:: EXERCISE OBJECTIVE ::
Copy every record exactly as it appears in the data below.

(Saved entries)
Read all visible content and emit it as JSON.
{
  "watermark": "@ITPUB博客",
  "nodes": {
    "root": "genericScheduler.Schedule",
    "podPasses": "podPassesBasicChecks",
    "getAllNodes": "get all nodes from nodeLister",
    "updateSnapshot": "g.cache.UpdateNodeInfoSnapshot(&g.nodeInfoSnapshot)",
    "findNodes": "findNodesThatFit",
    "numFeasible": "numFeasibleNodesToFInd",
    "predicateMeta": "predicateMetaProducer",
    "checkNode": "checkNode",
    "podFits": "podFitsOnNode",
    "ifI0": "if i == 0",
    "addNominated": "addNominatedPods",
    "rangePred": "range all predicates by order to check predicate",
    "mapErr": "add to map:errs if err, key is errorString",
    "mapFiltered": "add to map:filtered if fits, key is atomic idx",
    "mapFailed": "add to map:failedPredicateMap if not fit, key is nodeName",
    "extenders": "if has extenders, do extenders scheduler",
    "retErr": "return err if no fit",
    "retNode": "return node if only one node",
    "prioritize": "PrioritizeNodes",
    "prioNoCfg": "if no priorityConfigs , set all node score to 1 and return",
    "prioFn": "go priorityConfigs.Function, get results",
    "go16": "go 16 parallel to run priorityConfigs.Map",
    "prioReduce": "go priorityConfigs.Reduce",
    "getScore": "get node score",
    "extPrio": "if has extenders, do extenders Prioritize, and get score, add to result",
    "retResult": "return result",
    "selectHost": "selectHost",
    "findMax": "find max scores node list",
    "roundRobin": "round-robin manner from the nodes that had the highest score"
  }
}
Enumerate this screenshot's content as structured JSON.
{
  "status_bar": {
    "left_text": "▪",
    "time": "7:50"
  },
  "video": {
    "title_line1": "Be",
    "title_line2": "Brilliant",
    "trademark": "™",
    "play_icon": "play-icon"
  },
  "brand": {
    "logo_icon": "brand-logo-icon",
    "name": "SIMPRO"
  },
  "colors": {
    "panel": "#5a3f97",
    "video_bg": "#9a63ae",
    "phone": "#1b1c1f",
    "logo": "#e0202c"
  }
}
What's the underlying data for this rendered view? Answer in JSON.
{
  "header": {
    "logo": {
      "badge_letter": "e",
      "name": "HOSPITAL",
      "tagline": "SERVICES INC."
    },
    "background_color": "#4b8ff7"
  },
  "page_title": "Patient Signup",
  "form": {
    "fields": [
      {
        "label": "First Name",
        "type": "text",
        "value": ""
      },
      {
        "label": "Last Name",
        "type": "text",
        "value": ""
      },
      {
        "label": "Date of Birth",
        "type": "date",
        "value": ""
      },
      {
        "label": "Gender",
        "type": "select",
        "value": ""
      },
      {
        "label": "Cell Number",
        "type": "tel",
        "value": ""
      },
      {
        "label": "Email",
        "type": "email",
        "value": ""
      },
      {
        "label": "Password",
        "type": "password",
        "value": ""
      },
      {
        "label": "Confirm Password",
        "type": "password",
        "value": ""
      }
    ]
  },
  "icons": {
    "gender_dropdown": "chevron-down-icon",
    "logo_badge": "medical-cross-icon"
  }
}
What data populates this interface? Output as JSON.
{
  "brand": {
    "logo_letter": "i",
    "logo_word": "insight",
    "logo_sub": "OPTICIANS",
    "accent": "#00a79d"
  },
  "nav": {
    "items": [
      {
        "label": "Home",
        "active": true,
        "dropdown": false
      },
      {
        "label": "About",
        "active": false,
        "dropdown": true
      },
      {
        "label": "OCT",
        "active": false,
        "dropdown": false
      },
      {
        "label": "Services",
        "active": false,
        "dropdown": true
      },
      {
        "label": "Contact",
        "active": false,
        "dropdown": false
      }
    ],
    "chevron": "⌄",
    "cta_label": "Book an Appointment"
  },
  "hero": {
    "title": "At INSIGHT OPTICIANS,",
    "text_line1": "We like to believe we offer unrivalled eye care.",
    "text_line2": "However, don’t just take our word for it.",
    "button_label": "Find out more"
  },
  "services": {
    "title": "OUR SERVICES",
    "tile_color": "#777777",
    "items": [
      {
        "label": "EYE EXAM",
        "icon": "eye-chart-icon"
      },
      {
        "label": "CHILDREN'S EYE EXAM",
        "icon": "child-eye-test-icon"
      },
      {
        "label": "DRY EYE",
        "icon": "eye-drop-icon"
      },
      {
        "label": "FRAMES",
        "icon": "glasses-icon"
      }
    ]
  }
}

:: TASK SOLUTION ::
Read all visible content and emit it as JSON.
{
  "watermark": "@ITPUB博客",
  "nodes": {
    "root": "genericScheduler.Schedule",
    "podPasses": "podPassesBasicChecks",
    "getAllNodes": "get all nodes from nodeLister",
    "updateSnapshot": "g.cache.UpdateNodeInfoSnapshot(&g.nodeInfoSnapshot)",
    "findNodes": "findNodesThatFit",
    "numFeasible": "numFeasibleNodesToFInd",
    "predicateMeta": "predicateMetaProducer",
    "checkNode": "checkNode",
    "podFits": "podFitsOnNode",
    "ifI0": "if i == 0",
    "addNominated": "addNominatedPods",
    "rangePred": "range all predicates by order to check predicate",
    "mapErr": "add to map:errs if err, key is errorString",
    "mapFiltered": "add to map:filtered if fits, key is atomic idx",
    "mapFailed": "add to map:failedPredicateMap if not fit, key is nodeName",
    "extenders": "if has extenders, do extenders scheduler",
    "retErr": "return err if no fit",
    "retNode": "return node if only one node",
    "prioritize": "PrioritizeNodes",
    "prioNoCfg": "if no priorityConfigs , set all node score to 1 and return",
    "prioFn": "go priorityConfigs.Function, get results",
    "go16": "go 16 parallel to run priorityConfigs.Map",
    "prioReduce": "go priorityConfigs.Reduce",
    "getScore": "get node score",
    "extPrio": "if has extenders, do extenders Prioritize, and get score, add to result",
    "retResult": "return result",
    "selectHost": "selectHost",
    "findMax": "find max scores node list",
    "roundRobin": "round-robin manner from the nodes that had the highest score"
  }
}
Enumerate this screenshot's content as structured JSON.
{
  "status_bar": {
    "left_text": "▪",
    "time": "7:50"
  },
  "video": {
    "title_line1": "Be",
    "title_line2": "Brilliant",
    "trademark": "™",
    "play_icon": "play-icon"
  },
  "brand": {
    "logo_icon": "brand-logo-icon",
    "name": "SIMPRO"
  },
  "colors": {
    "panel": "#5a3f97",
    "video_bg": "#9a63ae",
    "phone": "#1b1c1f",
    "logo": "#e0202c"
  }
}
What's the underlying data for this rendered view? Answer in JSON.
{
  "header": {
    "logo": {
      "badge_letter": "e",
      "name": "HOSPITAL",
      "tagline": "SERVICES INC."
    },
    "background_color": "#4b8ff7"
  },
  "page_title": "Patient Signup",
  "form": {
    "fields": [
      {
        "label": "First Name",
        "type": "text",
        "value": ""
      },
      {
        "label": "Last Name",
        "type": "text",
        "value": ""
      },
      {
        "label": "Date of Birth",
        "type": "date",
        "value": ""
      },
      {
        "label": "Gender",
        "type": "select",
        "value": ""
      },
      {
        "label": "Cell Number",
        "type": "tel",
        "value": ""
      },
      {
        "label": "Email",
        "type": "email",
        "value": ""
      },
      {
        "label": "Password",
        "type": "password",
        "value": ""
      },
      {
        "label": "Confirm Password",
        "type": "password",
        "value": ""
      }
    ]
  },
  "icons": {
    "gender_dropdown": "chevron-down-icon",
    "logo_badge": "medical-cross-icon"
  }
}
What data populates this interface? Output as JSON.
{
  "brand": {
    "logo_letter": "i",
    "logo_word": "insight",
    "logo_sub": "OPTICIANS",
    "accent": "#00a79d"
  },
  "nav": {
    "items": [
      {
        "label": "Home",
        "active": true,
        "dropdown": false
      },
      {
        "label": "About",
        "active": false,
        "dropdown": true
      },
      {
        "label": "OCT",
        "active": false,
        "dropdown": false
      },
      {
        "label": "Services",
        "active": false,
        "dropdown": true
      },
      {
        "label": "Contact",
        "active": false,
        "dropdown": false
      }
    ],
    "chevron": "⌄",
    "cta_label": "Book an Appointment"
  },
  "hero": {
    "title": "At INSIGHT OPTICIANS,",
    "text_line1": "We like to believe we offer unrivalled eye care.",
    "text_line2": "However, don’t just take our word for it.",
    "button_label": "Find out more"
  },
  "services": {
    "title": "OUR SERVICES",
    "tile_color": "#777777",
    "items": [
      {
        "label": "EYE EXAM",
        "icon": "eye-chart-icon"
      },
      {
        "label": "CHILDREN'S EYE EXAM",
        "icon": "child-eye-test-icon"
      },
      {
        "label": "DRY EYE",
        "icon": "eye-drop-icon"
      },
      {
        "label": "FRAMES",
        "icon": "glasses-icon"
      }
    ]
  }
}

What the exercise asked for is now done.